Work task
Write the data out again, character for character, with no images.

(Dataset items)
####

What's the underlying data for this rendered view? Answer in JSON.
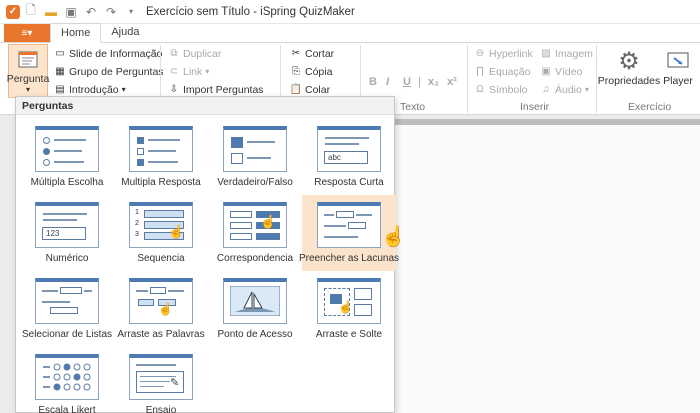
{
  "titlebar": {
    "title": "Exercício sem Título - iSpring QuizMaker",
    "icons": [
      "app-logo",
      "new-icon",
      "open-icon",
      "save-icon",
      "undo-icon",
      "redo-icon",
      "customize-icon"
    ]
  },
  "tabs": {
    "file_icon": "≡▾",
    "items": [
      "Home",
      "Ajuda"
    ],
    "active": "Home"
  },
  "ribbon": {
    "pergunta": "Pergunta",
    "slide_info": "Slide de Informação",
    "grupo": "Grupo de Perguntas",
    "introducao": "Introdução",
    "duplicar": "Duplicar",
    "link": "Link",
    "import": "Import Perguntas",
    "cortar": "Cortar",
    "copia": "Cópia",
    "colar": "Colar",
    "texto_label": "Texto",
    "hyperlink": "Hyperlink",
    "equacao": "Equação",
    "simbolo": "Símbolo",
    "imagem": "Imagem",
    "video": "Vídeo",
    "audio": "Áudio",
    "inserir_label": "Inserir",
    "propriedades": "Propriedades",
    "player": "Player",
    "exercicio_label": "Exercício",
    "format_buttons": [
      "B",
      "I",
      "U",
      "|",
      "x₂",
      "x²"
    ]
  },
  "dropdown": {
    "header": "Perguntas",
    "items": [
      {
        "label": "Múltipla Escolha",
        "icon": "multiple-choice-icon"
      },
      {
        "label": "Multipla Resposta",
        "icon": "multiple-response-icon"
      },
      {
        "label": "Verdadeiro/Falso",
        "icon": "true-false-icon"
      },
      {
        "label": "Resposta Curta",
        "icon": "short-answer-icon"
      },
      {
        "label": "Numérico",
        "icon": "numeric-icon"
      },
      {
        "label": "Sequencia",
        "icon": "sequence-icon"
      },
      {
        "label": "Correspondencia",
        "icon": "matching-icon"
      },
      {
        "label": "Preencher as Lacunas",
        "icon": "fill-in-blanks-icon"
      },
      {
        "label": "Selecionar de Listas",
        "icon": "select-from-lists-icon"
      },
      {
        "label": "Arraste as Palavras",
        "icon": "drag-words-icon"
      },
      {
        "label": "Ponto de Acesso",
        "icon": "hotspot-icon"
      },
      {
        "label": "Arraste e Solte",
        "icon": "drag-drop-icon"
      },
      {
        "label": "Escala Likert",
        "icon": "likert-scale-icon"
      },
      {
        "label": "Ensaio",
        "icon": "essay-icon"
      }
    ],
    "hovered": "Preencher as Lacunas",
    "short_answer_sample": "abc",
    "numeric_sample": "123",
    "sequence_numbers": [
      "1",
      "2",
      "3"
    ]
  },
  "colors": {
    "accent": "#e8762c",
    "hover": "#fce3cc",
    "thumb_header": "#4d7ab0"
  }
}
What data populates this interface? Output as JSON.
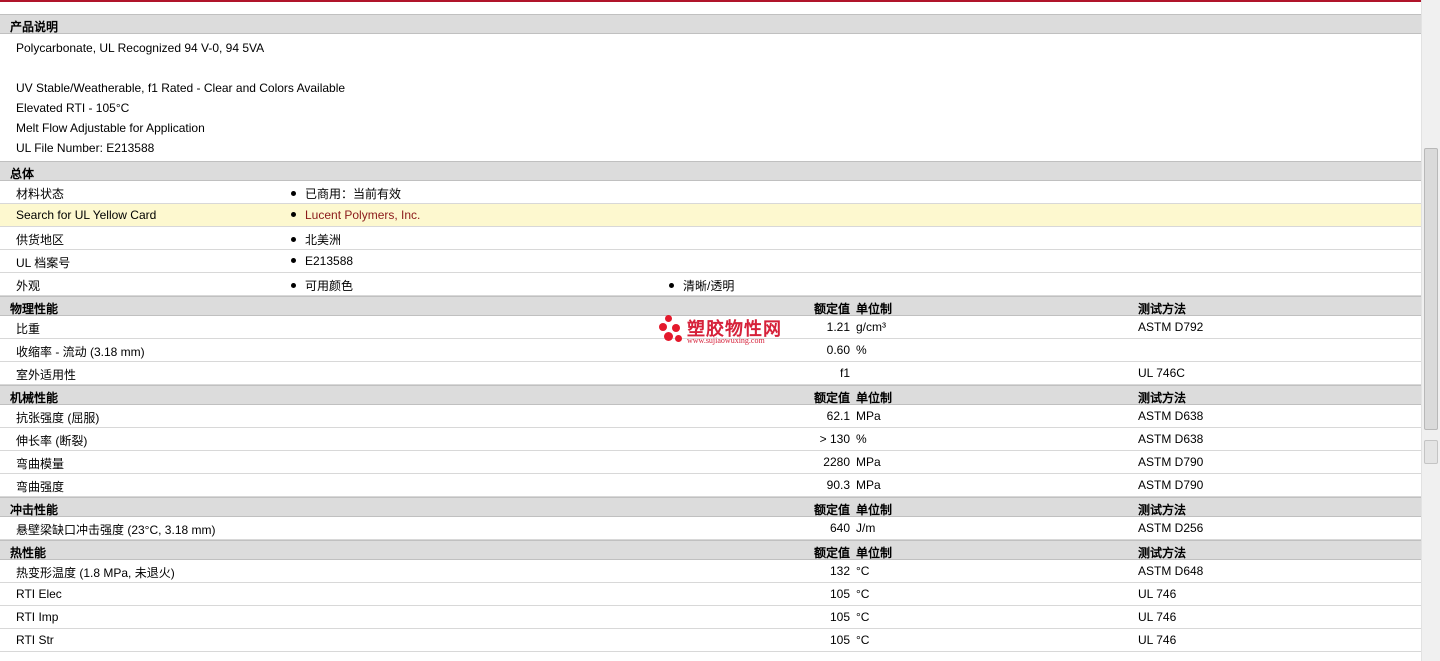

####

Written reply
What's the underlying data for this rendered view? Answer in JSON.
{
  "titlebar": {
    "title": "Exercício sem Título - iSpring QuizMaker",
    "icons": [
      "app-logo",
      "new-icon",
      "open-icon",
      "save-icon",
      "undo-icon",
      "redo-icon",
      "customize-icon"
    ]
  },
  "tabs": {
    "file_icon": "≡▾",
    "items": [
      "Home",
      "Ajuda"
    ],
    "active": "Home"
  },
  "ribbon": {
    "pergunta": "Pergunta",
    "slide_info": "Slide de Informação",
    "grupo": "Grupo de Perguntas",
    "introducao": "Introdução",
    "duplicar": "Duplicar",
    "link": "Link",
    "import": "Import Perguntas",
    "cortar": "Cortar",
    "copia": "Cópia",
    "colar": "Colar",
    "texto_label": "Texto",
    "hyperlink": "Hyperlink",
    "equacao": "Equação",
    "simbolo": "Símbolo",
    "imagem": "Imagem",
    "video": "Vídeo",
    "audio": "Áudio",
    "inserir_label": "Inserir",
    "propriedades": "Propriedades",
    "player": "Player",
    "exercicio_label": "Exercício",
    "format_buttons": [
      "B",
      "I",
      "U",
      "|",
      "x₂",
      "x²"
    ]
  },
  "dropdown": {
    "header": "Perguntas",
    "items": [
      {
        "label": "Múltipla Escolha",
        "icon": "multiple-choice-icon"
      },
      {
        "label": "Multipla Resposta",
        "icon": "multiple-response-icon"
      },
      {
        "label": "Verdadeiro/Falso",
        "icon": "true-false-icon"
      },
      {
        "label": "Resposta Curta",
        "icon": "short-answer-icon"
      },
      {
        "label": "Numérico",
        "icon": "numeric-icon"
      },
      {
        "label": "Sequencia",
        "icon": "sequence-icon"
      },
      {
        "label": "Correspondencia",
        "icon": "matching-icon"
      },
      {
        "label": "Preencher as Lacunas",
        "icon": "fill-in-blanks-icon"
      },
      {
        "label": "Selecionar de Listas",
        "icon": "select-from-lists-icon"
      },
      {
        "label": "Arraste as Palavras",
        "icon": "drag-words-icon"
      },
      {
        "label": "Ponto de Acesso",
        "icon": "hotspot-icon"
      },
      {
        "label": "Arraste e Solte",
        "icon": "drag-drop-icon"
      },
      {
        "label": "Escala Likert",
        "icon": "likert-scale-icon"
      },
      {
        "label": "Ensaio",
        "icon": "essay-icon"
      }
    ],
    "hovered": "Preencher as Lacunas",
    "short_answer_sample": "abc",
    "numeric_sample": "123",
    "sequence_numbers": [
      "1",
      "2",
      "3"
    ]
  },
  "colors": {
    "accent": "#e8762c",
    "hover": "#fce3cc",
    "thumb_header": "#4d7ab0"
  }
}
What data populates this interface? Output as JSON.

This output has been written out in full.